### LISTED ENTRIES

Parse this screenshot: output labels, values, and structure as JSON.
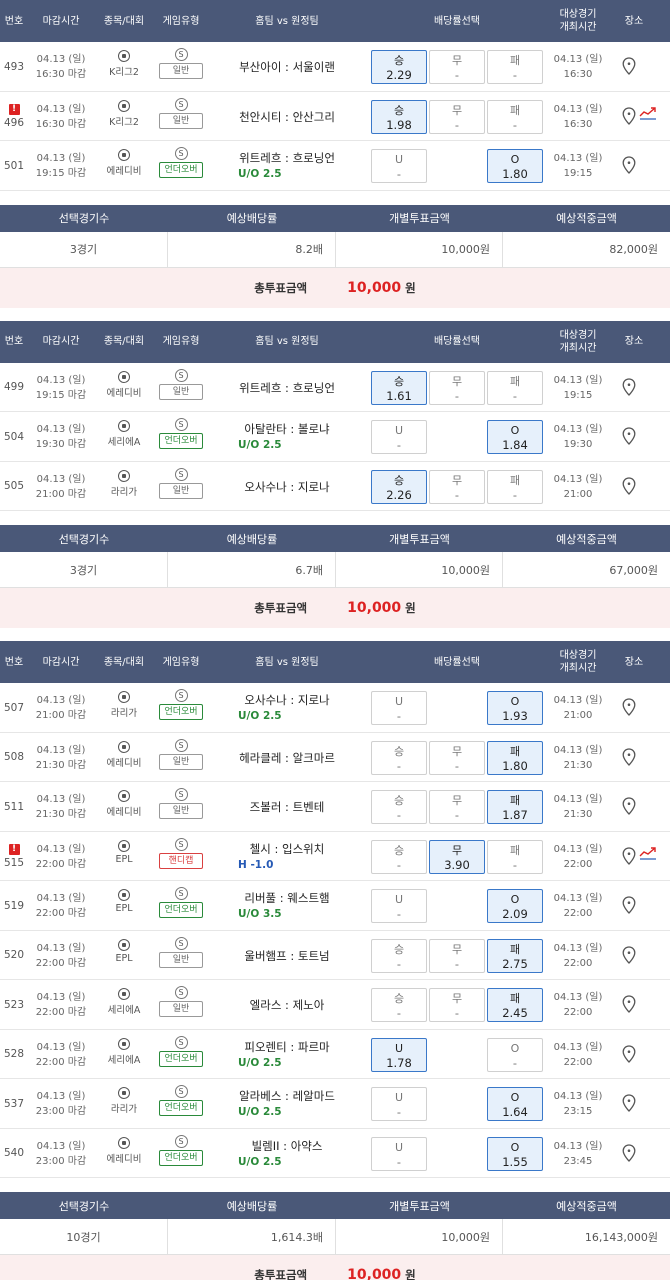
{
  "headers": {
    "no": "번호",
    "deadline": "마감시간",
    "sport": "종목/대회",
    "gametype": "게임유형",
    "match": "홈팀 vs 원정팀",
    "odds": "배당률선택",
    "start1": "대상경기",
    "start2": "개최시간",
    "location": "장소"
  },
  "summary_headers": {
    "count": "선택경기수",
    "odds": "예상배당률",
    "stake": "개별투표금액",
    "payout": "예상적중금액"
  },
  "total_label": "총투표금액",
  "total_unit": "원",
  "slips": [
    {
      "rows": [
        {
          "no": "493",
          "alert": false,
          "date": "04.13 (일)",
          "deadline": "16:30 마감",
          "league": "K리그2",
          "type": "일반",
          "typeClass": "",
          "match": "부산아이 : 서울이랜",
          "sub": "",
          "subClass": "",
          "opts": [
            {
              "l": "승",
              "o": "2.29",
              "s": true
            },
            {
              "l": "무",
              "o": "-",
              "s": false
            },
            {
              "l": "패",
              "o": "-",
              "s": false
            }
          ],
          "sdate": "04.13 (일)",
          "stime": "16:30",
          "trend": false
        },
        {
          "no": "496",
          "alert": true,
          "date": "04.13 (일)",
          "deadline": "16:30 마감",
          "league": "K리그2",
          "type": "일반",
          "typeClass": "",
          "match": "천안시티 : 안산그리",
          "sub": "",
          "subClass": "",
          "opts": [
            {
              "l": "승",
              "o": "1.98",
              "s": true
            },
            {
              "l": "무",
              "o": "-",
              "s": false
            },
            {
              "l": "패",
              "o": "-",
              "s": false
            }
          ],
          "sdate": "04.13 (일)",
          "stime": "16:30",
          "trend": true
        },
        {
          "no": "501",
          "alert": false,
          "date": "04.13 (일)",
          "deadline": "19:15 마감",
          "league": "에레디비",
          "type": "언더오버",
          "typeClass": "ou",
          "match": "위트레흐 : 흐로닝언",
          "sub": "U/O 2.5",
          "subClass": "",
          "opts": [
            {
              "l": "U",
              "o": "-",
              "s": false
            },
            null,
            {
              "l": "O",
              "o": "1.80",
              "s": true
            }
          ],
          "sdate": "04.13 (일)",
          "stime": "19:15",
          "trend": false
        }
      ],
      "summary": {
        "count": "3경기",
        "odds": "8.2배",
        "stake": "10,000원",
        "payout": "82,000원"
      },
      "total": "10,000"
    },
    {
      "rows": [
        {
          "no": "499",
          "alert": false,
          "date": "04.13 (일)",
          "deadline": "19:15 마감",
          "league": "에레디비",
          "type": "일반",
          "typeClass": "",
          "match": "위트레흐 : 흐로닝언",
          "sub": "",
          "subClass": "",
          "opts": [
            {
              "l": "승",
              "o": "1.61",
              "s": true
            },
            {
              "l": "무",
              "o": "-",
              "s": false
            },
            {
              "l": "패",
              "o": "-",
              "s": false
            }
          ],
          "sdate": "04.13 (일)",
          "stime": "19:15",
          "trend": false
        },
        {
          "no": "504",
          "alert": false,
          "date": "04.13 (일)",
          "deadline": "19:30 마감",
          "league": "세리에A",
          "type": "언더오버",
          "typeClass": "ou",
          "match": "아탈란타 : 볼로냐",
          "sub": "U/O 2.5",
          "subClass": "",
          "opts": [
            {
              "l": "U",
              "o": "-",
              "s": false
            },
            null,
            {
              "l": "O",
              "o": "1.84",
              "s": true
            }
          ],
          "sdate": "04.13 (일)",
          "stime": "19:30",
          "trend": false
        },
        {
          "no": "505",
          "alert": false,
          "date": "04.13 (일)",
          "deadline": "21:00 마감",
          "league": "라리가",
          "type": "일반",
          "typeClass": "",
          "match": "오사수나 : 지로나",
          "sub": "",
          "subClass": "",
          "opts": [
            {
              "l": "승",
              "o": "2.26",
              "s": true
            },
            {
              "l": "무",
              "o": "-",
              "s": false
            },
            {
              "l": "패",
              "o": "-",
              "s": false
            }
          ],
          "sdate": "04.13 (일)",
          "stime": "21:00",
          "trend": false
        }
      ],
      "summary": {
        "count": "3경기",
        "odds": "6.7배",
        "stake": "10,000원",
        "payout": "67,000원"
      },
      "total": "10,000"
    },
    {
      "rows": [
        {
          "no": "507",
          "alert": false,
          "date": "04.13 (일)",
          "deadline": "21:00 마감",
          "league": "라리가",
          "type": "언더오버",
          "typeClass": "ou",
          "match": "오사수나 : 지로나",
          "sub": "U/O 2.5",
          "subClass": "",
          "opts": [
            {
              "l": "U",
              "o": "-",
              "s": false
            },
            null,
            {
              "l": "O",
              "o": "1.93",
              "s": true
            }
          ],
          "sdate": "04.13 (일)",
          "stime": "21:00",
          "trend": false
        },
        {
          "no": "508",
          "alert": false,
          "date": "04.13 (일)",
          "deadline": "21:30 마감",
          "league": "에레디비",
          "type": "일반",
          "typeClass": "",
          "match": "헤라클레 : 알크마르",
          "sub": "",
          "subClass": "",
          "opts": [
            {
              "l": "승",
              "o": "-",
              "s": false
            },
            {
              "l": "무",
              "o": "-",
              "s": false
            },
            {
              "l": "패",
              "o": "1.80",
              "s": true
            }
          ],
          "sdate": "04.13 (일)",
          "stime": "21:30",
          "trend": false
        },
        {
          "no": "511",
          "alert": false,
          "date": "04.13 (일)",
          "deadline": "21:30 마감",
          "league": "에레디비",
          "type": "일반",
          "typeClass": "",
          "match": "즈볼러 : 트벤테",
          "sub": "",
          "subClass": "",
          "opts": [
            {
              "l": "승",
              "o": "-",
              "s": false
            },
            {
              "l": "무",
              "o": "-",
              "s": false
            },
            {
              "l": "패",
              "o": "1.87",
              "s": true
            }
          ],
          "sdate": "04.13 (일)",
          "stime": "21:30",
          "trend": false
        },
        {
          "no": "515",
          "alert": true,
          "date": "04.13 (일)",
          "deadline": "22:00 마감",
          "league": "EPL",
          "type": "핸디캡",
          "typeClass": "hc",
          "match": "첼시 : 입스위치",
          "sub": "H -1.0",
          "subClass": "hc",
          "opts": [
            {
              "l": "승",
              "o": "-",
              "s": false
            },
            {
              "l": "무",
              "o": "3.90",
              "s": true
            },
            {
              "l": "패",
              "o": "-",
              "s": false
            }
          ],
          "sdate": "04.13 (일)",
          "stime": "22:00",
          "trend": true
        },
        {
          "no": "519",
          "alert": false,
          "date": "04.13 (일)",
          "deadline": "22:00 마감",
          "league": "EPL",
          "type": "언더오버",
          "typeClass": "ou",
          "match": "리버풀 : 웨스트햄",
          "sub": "U/O 3.5",
          "subClass": "",
          "opts": [
            {
              "l": "U",
              "o": "-",
              "s": false
            },
            null,
            {
              "l": "O",
              "o": "2.09",
              "s": true
            }
          ],
          "sdate": "04.13 (일)",
          "stime": "22:00",
          "trend": false
        },
        {
          "no": "520",
          "alert": false,
          "date": "04.13 (일)",
          "deadline": "22:00 마감",
          "league": "EPL",
          "type": "일반",
          "typeClass": "",
          "match": "울버햄프 : 토트넘",
          "sub": "",
          "subClass": "",
          "opts": [
            {
              "l": "승",
              "o": "-",
              "s": false
            },
            {
              "l": "무",
              "o": "-",
              "s": false
            },
            {
              "l": "패",
              "o": "2.75",
              "s": true
            }
          ],
          "sdate": "04.13 (일)",
          "stime": "22:00",
          "trend": false
        },
        {
          "no": "523",
          "alert": false,
          "date": "04.13 (일)",
          "deadline": "22:00 마감",
          "league": "세리에A",
          "type": "일반",
          "typeClass": "",
          "match": "엘라스 : 제노아",
          "sub": "",
          "subClass": "",
          "opts": [
            {
              "l": "승",
              "o": "-",
              "s": false
            },
            {
              "l": "무",
              "o": "-",
              "s": false
            },
            {
              "l": "패",
              "o": "2.45",
              "s": true
            }
          ],
          "sdate": "04.13 (일)",
          "stime": "22:00",
          "trend": false
        },
        {
          "no": "528",
          "alert": false,
          "date": "04.13 (일)",
          "deadline": "22:00 마감",
          "league": "세리에A",
          "type": "언더오버",
          "typeClass": "ou",
          "match": "피오렌티 : 파르마",
          "sub": "U/O 2.5",
          "subClass": "",
          "opts": [
            {
              "l": "U",
              "o": "1.78",
              "s": true
            },
            null,
            {
              "l": "O",
              "o": "-",
              "s": false
            }
          ],
          "sdate": "04.13 (일)",
          "stime": "22:00",
          "trend": false
        },
        {
          "no": "537",
          "alert": false,
          "date": "04.13 (일)",
          "deadline": "23:00 마감",
          "league": "라리가",
          "type": "언더오버",
          "typeClass": "ou",
          "match": "알라베스 : 레알마드",
          "sub": "U/O 2.5",
          "subClass": "",
          "opts": [
            {
              "l": "U",
              "o": "-",
              "s": false
            },
            null,
            {
              "l": "O",
              "o": "1.64",
              "s": true
            }
          ],
          "sdate": "04.13 (일)",
          "stime": "23:15",
          "trend": false
        },
        {
          "no": "540",
          "alert": false,
          "date": "04.13 (일)",
          "deadline": "23:00 마감",
          "league": "에레디비",
          "type": "언더오버",
          "typeClass": "ou",
          "match": "빌렘II : 아약스",
          "sub": "U/O 2.5",
          "subClass": "",
          "opts": [
            {
              "l": "U",
              "o": "-",
              "s": false
            },
            null,
            {
              "l": "O",
              "o": "1.55",
              "s": true
            }
          ],
          "sdate": "04.13 (일)",
          "stime": "23:45",
          "trend": false
        }
      ],
      "summary": {
        "count": "10경기",
        "odds": "1,614.3배",
        "stake": "10,000원",
        "payout": "16,143,000원"
      },
      "total": "10,000"
    }
  ]
}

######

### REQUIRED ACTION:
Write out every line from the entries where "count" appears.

### TASK RESULT:
    "count": "선택경기수",
        "count": "3경기",
        "count": "3경기",
        "count": "10경기",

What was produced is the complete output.